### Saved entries
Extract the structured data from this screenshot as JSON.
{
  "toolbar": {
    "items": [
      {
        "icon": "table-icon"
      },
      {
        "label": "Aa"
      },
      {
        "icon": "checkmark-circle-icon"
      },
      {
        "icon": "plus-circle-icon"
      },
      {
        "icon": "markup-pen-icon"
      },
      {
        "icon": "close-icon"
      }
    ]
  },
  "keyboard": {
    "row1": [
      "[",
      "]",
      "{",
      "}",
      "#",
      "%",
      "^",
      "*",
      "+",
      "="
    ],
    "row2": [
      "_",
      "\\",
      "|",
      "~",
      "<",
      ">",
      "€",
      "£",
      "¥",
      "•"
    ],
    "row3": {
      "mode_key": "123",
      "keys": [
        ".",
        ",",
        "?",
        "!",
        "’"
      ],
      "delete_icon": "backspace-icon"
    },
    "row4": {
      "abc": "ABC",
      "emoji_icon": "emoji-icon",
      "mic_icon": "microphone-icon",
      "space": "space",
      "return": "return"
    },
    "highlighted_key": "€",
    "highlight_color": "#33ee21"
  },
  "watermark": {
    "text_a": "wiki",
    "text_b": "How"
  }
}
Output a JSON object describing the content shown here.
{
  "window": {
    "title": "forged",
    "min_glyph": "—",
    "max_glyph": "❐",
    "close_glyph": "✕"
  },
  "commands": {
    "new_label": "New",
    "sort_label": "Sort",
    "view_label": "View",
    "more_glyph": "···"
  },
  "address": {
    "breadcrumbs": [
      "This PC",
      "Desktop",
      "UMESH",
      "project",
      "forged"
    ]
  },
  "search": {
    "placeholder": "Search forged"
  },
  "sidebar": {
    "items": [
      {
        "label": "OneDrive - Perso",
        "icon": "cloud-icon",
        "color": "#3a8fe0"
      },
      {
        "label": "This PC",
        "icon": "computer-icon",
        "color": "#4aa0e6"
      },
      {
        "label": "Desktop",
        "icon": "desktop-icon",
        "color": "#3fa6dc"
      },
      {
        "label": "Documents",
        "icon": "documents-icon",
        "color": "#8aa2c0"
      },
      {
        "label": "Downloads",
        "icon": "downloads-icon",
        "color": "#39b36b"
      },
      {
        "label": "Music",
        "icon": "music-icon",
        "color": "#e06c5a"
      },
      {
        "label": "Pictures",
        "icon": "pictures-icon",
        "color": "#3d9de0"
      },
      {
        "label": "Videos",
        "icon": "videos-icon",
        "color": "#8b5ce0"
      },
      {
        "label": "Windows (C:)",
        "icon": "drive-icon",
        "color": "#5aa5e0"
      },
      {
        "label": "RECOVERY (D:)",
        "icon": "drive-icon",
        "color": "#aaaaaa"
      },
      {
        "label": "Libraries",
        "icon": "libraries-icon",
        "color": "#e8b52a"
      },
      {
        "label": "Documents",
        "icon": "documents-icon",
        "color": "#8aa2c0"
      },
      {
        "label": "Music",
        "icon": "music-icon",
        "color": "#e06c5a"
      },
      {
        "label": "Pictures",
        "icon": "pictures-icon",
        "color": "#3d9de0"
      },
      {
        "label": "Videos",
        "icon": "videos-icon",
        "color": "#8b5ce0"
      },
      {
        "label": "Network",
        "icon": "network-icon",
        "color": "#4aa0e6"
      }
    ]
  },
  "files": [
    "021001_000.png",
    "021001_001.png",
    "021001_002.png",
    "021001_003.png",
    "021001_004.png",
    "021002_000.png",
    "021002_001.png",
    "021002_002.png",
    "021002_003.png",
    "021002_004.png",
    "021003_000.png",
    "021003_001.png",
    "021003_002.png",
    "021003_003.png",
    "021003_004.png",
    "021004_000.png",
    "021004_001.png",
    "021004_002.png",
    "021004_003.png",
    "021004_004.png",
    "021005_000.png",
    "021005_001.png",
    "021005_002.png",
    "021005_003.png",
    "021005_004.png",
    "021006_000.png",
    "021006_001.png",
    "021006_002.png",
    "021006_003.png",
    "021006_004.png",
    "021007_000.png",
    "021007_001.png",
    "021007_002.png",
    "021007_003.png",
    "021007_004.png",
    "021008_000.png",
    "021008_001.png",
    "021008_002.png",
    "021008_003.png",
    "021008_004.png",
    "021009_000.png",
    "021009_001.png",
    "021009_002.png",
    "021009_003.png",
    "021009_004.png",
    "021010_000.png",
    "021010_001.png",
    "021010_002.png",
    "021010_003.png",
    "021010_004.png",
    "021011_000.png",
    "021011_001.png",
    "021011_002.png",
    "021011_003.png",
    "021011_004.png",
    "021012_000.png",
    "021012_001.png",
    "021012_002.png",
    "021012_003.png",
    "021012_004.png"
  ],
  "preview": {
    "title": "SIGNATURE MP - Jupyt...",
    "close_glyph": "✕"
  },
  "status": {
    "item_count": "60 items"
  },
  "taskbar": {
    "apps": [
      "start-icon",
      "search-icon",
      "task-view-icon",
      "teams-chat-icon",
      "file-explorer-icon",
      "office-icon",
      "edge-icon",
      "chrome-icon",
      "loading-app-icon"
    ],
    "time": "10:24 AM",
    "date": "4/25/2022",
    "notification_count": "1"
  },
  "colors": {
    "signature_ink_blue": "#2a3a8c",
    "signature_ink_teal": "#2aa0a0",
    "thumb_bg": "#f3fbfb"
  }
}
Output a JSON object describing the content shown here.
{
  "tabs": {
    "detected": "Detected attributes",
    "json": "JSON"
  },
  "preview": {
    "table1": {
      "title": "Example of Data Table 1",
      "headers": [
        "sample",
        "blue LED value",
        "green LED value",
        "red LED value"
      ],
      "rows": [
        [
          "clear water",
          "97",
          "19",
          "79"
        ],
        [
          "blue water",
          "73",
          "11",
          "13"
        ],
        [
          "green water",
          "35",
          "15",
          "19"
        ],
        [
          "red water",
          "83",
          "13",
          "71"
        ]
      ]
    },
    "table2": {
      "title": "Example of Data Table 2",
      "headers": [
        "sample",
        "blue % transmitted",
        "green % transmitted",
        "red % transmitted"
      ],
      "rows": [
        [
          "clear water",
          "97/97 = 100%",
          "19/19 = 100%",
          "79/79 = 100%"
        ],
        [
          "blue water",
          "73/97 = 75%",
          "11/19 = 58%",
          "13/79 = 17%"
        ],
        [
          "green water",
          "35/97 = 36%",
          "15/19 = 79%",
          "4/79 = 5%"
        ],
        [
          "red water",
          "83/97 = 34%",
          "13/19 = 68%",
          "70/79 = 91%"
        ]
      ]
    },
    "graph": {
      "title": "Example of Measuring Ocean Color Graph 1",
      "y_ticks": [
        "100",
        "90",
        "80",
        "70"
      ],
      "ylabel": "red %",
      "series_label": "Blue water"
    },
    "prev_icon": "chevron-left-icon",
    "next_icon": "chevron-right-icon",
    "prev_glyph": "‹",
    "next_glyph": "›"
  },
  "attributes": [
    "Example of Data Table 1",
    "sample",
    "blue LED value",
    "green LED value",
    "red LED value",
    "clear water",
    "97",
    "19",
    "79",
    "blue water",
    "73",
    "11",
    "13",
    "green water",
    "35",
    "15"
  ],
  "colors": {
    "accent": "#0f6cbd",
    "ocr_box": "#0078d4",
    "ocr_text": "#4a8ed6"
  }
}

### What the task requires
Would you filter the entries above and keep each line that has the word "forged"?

### Response area
    "title": "forged",
      "forged"
    "placeholder": "Search forged"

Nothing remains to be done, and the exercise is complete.